IN the foregoing pages I have endeavoured to steer a middle path between obliterating all trace of my materials and encumbering the margin with references that appeared superfluous. Wherever I have decided a disputed point, I have endeavoured to indicate the chief sources of information — at least throughout the portions which form the actual history — and to give my reasons for following one authority rather than another.
Besides the authorities — English and Persian — which have been thus cited, the following works have been occasionally consulted:—
- Amad us-Saudat. — A history of the Viceroys of Lucknow from the death of Farokhsiar to the accession of Saadat Ali II., in 1797.
- Jam-i-Jum. — Genealogical tables of the House of Timur.
- Tasallat-i-Sahiban Anqriz. — An account of the rise of British power in Hindustan and Bengal. By Munshi Dhonkal Singh; originally written for the information of Ranjit Singh, Thakur of Bhartpur, about the end of the last century.
- Hal-i-Begam Sahiba. — A little Persian memoir of Begam Sumroo, full of vagueness and error, written four years after her death, and from traditional sources.
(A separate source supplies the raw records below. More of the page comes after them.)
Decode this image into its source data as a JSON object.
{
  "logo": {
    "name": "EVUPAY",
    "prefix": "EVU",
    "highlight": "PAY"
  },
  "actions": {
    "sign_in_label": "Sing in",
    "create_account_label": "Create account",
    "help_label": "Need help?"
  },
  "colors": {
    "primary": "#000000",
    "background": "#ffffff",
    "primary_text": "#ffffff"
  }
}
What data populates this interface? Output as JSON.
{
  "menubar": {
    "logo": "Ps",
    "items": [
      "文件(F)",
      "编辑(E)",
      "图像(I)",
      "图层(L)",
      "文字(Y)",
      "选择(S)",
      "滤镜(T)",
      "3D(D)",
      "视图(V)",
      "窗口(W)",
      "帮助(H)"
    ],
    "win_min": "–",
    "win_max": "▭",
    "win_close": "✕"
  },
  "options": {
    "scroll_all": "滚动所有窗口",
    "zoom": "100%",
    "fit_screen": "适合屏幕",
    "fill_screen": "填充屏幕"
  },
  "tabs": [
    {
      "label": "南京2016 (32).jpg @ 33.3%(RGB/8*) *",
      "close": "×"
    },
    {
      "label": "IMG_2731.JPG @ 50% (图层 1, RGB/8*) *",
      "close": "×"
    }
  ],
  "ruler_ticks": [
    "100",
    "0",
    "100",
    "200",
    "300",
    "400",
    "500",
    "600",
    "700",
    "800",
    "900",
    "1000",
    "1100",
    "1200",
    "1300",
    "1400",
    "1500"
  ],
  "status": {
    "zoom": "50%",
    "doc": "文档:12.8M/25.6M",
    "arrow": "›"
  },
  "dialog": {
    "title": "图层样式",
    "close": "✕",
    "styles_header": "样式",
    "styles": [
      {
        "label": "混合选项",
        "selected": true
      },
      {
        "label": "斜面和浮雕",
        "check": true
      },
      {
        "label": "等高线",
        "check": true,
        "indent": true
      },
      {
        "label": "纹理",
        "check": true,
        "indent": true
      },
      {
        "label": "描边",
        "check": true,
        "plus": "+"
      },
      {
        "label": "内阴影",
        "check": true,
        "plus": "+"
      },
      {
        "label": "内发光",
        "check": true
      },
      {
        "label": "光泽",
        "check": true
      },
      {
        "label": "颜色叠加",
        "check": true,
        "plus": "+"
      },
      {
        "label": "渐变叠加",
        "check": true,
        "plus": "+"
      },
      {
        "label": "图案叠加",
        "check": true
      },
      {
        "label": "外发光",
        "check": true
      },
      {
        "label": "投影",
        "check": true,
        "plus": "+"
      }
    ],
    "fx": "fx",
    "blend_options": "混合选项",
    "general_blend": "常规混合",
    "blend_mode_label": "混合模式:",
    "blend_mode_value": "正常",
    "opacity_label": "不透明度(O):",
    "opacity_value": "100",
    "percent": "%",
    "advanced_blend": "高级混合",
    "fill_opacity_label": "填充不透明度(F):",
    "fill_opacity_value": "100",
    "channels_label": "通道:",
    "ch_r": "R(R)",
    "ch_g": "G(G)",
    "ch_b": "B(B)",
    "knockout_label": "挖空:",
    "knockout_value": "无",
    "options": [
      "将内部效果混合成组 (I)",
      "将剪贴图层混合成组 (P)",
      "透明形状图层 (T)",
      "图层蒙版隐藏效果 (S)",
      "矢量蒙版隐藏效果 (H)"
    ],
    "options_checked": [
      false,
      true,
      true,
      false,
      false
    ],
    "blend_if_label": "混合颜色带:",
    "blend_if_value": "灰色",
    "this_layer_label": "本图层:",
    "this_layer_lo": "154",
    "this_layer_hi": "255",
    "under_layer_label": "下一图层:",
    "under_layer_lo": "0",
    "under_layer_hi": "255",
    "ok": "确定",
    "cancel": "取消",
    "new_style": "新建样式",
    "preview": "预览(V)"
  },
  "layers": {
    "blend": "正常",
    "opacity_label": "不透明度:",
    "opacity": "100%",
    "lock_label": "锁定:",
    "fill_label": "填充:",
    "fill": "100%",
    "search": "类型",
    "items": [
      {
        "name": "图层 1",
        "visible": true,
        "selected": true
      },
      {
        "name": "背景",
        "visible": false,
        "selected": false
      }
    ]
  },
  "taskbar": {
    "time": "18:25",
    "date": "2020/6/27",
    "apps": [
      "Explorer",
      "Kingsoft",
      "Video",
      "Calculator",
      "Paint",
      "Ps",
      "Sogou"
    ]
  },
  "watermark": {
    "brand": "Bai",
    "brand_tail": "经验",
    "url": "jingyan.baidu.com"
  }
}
Much information as to the views of the British chiefs of those days lies at present inaccessible at the Calcutta Foreign Office; and it is to be hoped that the Record Commission will ultimately make public many useful and interesting papers.
Other information perhaps exists, very difficult to be got at, in the private archives of old native families at Dehli. But the events of 1857 broke up many of these collections. A continuation of the Tarikh-i-Mozafari, down to the taking of Dehli by Sir A. Wilson, would be a most valuable work, if there be any native author possessed of the three requisites of leisure, knowledge, and a fearless love of truth.
Some account of the Siar-ul-Mutakharin has been already given (vide Note to Part II. Chap. i.). The author was a Saiyid of the noble stock of Taba-Taba, whose father had been employed by Safdar Jang, in Rohilkand, during that minister's temporary predominance. The family afterwards migrated to Patna. This celebrated history — which has been twice translated into English, and of which an edition in the original Persian has been likewise printed — is a work of suprising industry, and contains many just reflections on the position of the English and the feelings of the people towards them, which are almost as true now as they were when written. The translation of the S. u. M.. which has been mentioned in the text, was made by a French creole, styling himself Mustafa, but whose true name, it is relieved, was Raymond. The notes are often interesting.
But my chief guide, where no other authority is cited, has been the Tarikh-i-Mozafari, the work of an Ansari of good family, some of whose descendants are still living at Panipat. He was the grandson of Latfula Sadik, a nobleman who had held high office under the Emperor Mohammad Shah. The historian himself was in civil employ in Bihar, under the Nawab Mohammad Raza Khan, so famous in the history of Bengal during the last century. To him the work was dedicated, and its name is derived from his title of "Mozafar Jang." The work is laborious, free from party bias, and much thought of by the educated natives of Hindustan. For access to Persian MSS. I was indebted to the late Colonel Hamilton, formerly Commissioner of Dehli, and of his friendly assistance and encouragement I take this opportunity to make thankful acknowledgment.